“The judge that called himself a judge, who [allegedly] only ruled based on what was on the record and had no political motivation, is now the [appointed] minister of Justice of [president-elect Jair] Bolsonaro. Now we know the reason behind the persecution [against Lula],” Greenhalgh said. The lawyer argued that, as Lula did not receive a fair trial, Brazil was hijacked by a group that is willing to serve the interests of the bourgeoisie and persecute left-wing organizations.

The representative of the national board of the Landless Workers’ Movement (MST) Raul Amorim pointed out that the National Day of Struggle to Free Lula needs class solidarity to stay the course. “The [Free Lula] committees must gather and fight the battle of ideas. Reach out to the outskirts, to the grassroots.

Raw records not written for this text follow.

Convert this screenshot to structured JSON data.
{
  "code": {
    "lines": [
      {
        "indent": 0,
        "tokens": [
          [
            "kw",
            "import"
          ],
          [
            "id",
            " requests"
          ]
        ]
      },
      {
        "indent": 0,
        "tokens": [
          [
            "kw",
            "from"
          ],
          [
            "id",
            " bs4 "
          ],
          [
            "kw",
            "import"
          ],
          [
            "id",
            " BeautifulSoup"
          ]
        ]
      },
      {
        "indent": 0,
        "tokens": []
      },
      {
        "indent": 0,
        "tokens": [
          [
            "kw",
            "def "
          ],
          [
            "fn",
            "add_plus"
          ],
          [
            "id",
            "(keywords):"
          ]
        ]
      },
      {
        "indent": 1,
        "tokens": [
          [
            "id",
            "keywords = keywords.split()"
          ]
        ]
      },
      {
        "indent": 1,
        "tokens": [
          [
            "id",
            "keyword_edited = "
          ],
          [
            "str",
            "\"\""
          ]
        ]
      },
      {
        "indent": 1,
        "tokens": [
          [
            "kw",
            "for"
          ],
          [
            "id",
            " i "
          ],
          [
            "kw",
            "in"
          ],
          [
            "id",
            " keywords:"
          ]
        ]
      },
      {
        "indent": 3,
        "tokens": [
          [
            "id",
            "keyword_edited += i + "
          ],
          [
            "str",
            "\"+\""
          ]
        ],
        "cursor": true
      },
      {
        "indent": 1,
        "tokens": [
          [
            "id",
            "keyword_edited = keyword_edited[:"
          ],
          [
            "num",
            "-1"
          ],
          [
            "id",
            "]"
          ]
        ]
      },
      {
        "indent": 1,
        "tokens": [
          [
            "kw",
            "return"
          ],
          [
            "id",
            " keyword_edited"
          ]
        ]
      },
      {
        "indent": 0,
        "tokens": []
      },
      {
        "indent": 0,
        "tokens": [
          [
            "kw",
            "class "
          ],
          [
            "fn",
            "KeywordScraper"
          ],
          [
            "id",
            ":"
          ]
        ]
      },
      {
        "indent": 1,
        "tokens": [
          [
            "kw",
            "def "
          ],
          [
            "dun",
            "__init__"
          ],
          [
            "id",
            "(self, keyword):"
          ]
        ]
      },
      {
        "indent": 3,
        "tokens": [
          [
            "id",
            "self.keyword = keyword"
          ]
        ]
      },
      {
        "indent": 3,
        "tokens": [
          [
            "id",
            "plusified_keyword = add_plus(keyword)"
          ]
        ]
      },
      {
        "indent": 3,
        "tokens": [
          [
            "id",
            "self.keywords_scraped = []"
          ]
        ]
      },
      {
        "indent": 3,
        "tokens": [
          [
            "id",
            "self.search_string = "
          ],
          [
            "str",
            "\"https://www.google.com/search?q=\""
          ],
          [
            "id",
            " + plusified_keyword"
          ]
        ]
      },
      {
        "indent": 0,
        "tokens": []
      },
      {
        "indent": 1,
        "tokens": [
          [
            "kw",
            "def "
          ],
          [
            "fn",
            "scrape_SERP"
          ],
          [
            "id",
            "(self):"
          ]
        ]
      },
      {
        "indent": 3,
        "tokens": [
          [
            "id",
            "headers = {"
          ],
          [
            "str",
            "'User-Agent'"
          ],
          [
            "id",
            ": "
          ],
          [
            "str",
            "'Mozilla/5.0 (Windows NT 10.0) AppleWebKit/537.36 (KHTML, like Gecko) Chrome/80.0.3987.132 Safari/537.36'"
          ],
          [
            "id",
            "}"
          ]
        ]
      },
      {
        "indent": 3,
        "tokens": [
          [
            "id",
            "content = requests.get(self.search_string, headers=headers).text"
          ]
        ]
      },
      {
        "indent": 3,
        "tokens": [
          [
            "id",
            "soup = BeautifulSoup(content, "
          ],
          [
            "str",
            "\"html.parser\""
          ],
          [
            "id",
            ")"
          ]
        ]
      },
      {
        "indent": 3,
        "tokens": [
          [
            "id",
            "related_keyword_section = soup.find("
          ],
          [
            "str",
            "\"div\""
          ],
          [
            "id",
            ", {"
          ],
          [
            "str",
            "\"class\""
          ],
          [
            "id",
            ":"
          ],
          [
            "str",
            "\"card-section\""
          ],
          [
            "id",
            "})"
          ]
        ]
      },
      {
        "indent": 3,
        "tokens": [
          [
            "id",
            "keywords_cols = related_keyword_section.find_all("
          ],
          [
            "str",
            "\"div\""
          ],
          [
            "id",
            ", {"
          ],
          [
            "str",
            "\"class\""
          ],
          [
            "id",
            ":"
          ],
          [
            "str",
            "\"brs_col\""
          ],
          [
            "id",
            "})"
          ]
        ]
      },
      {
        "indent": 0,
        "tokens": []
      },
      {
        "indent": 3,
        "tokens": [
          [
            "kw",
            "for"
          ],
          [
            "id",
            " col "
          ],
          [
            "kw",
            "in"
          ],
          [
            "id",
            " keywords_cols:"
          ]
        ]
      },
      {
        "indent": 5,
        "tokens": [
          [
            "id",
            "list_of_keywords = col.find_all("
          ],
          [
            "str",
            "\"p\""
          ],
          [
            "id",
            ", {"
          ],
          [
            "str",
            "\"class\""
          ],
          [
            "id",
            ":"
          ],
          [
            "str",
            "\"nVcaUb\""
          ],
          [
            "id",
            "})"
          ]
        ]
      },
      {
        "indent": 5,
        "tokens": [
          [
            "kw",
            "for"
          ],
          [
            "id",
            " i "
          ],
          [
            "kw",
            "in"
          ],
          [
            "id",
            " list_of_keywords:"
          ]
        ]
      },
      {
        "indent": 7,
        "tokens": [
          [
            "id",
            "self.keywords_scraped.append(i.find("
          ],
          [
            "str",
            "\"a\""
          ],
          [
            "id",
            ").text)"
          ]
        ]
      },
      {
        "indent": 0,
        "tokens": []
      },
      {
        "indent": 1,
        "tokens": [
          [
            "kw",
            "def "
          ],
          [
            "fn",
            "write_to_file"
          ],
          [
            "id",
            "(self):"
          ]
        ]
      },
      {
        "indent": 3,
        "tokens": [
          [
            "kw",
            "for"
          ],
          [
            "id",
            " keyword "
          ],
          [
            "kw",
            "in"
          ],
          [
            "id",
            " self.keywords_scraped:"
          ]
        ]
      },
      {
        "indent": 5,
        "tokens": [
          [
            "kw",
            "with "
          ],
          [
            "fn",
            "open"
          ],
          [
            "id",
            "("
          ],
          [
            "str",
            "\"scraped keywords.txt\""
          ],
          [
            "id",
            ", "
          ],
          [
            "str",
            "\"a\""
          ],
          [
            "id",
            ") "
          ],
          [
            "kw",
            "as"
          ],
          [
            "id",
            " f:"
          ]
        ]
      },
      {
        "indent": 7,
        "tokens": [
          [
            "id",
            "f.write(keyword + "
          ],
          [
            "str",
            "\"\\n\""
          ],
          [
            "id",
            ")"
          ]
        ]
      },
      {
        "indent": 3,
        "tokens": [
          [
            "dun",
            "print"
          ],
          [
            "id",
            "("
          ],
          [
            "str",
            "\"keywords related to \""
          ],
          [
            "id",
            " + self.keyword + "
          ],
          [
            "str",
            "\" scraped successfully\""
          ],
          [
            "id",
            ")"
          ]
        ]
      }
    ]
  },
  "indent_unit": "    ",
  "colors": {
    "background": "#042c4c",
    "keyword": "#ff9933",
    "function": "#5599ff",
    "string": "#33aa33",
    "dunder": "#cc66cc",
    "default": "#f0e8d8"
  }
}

There needs to be grassroots work every day,” he said.

For the national chair of Workers’ Party, Gleisi Hoffmann, her fellow party member Lula is a symbol of the struggle for a country with more equality and development. “As he [Lula] told us here in this union eight months ago before he decided to [turn himself in to] go to prison, ‘I’m not myself, I’m an idea, and ideas travel the world.’ It’s his idea that is here among us. The idea that the people can have and enjoy rights,” she said.

By the end of the rally, the Workers’ Party presidential candidate in the country’s recent election, Fernando Haddad, read a letter sent by the ex-president to activists: “I will not exchange my dignity for my freedom,” Lula wrote, possibly referring to recurring cases of immunity-seekers who turn state’s evidence in Operation Car Wash.

Edition: Daniel Giovanaz | Photo: Ricardo Stuckert | Brasil de Fato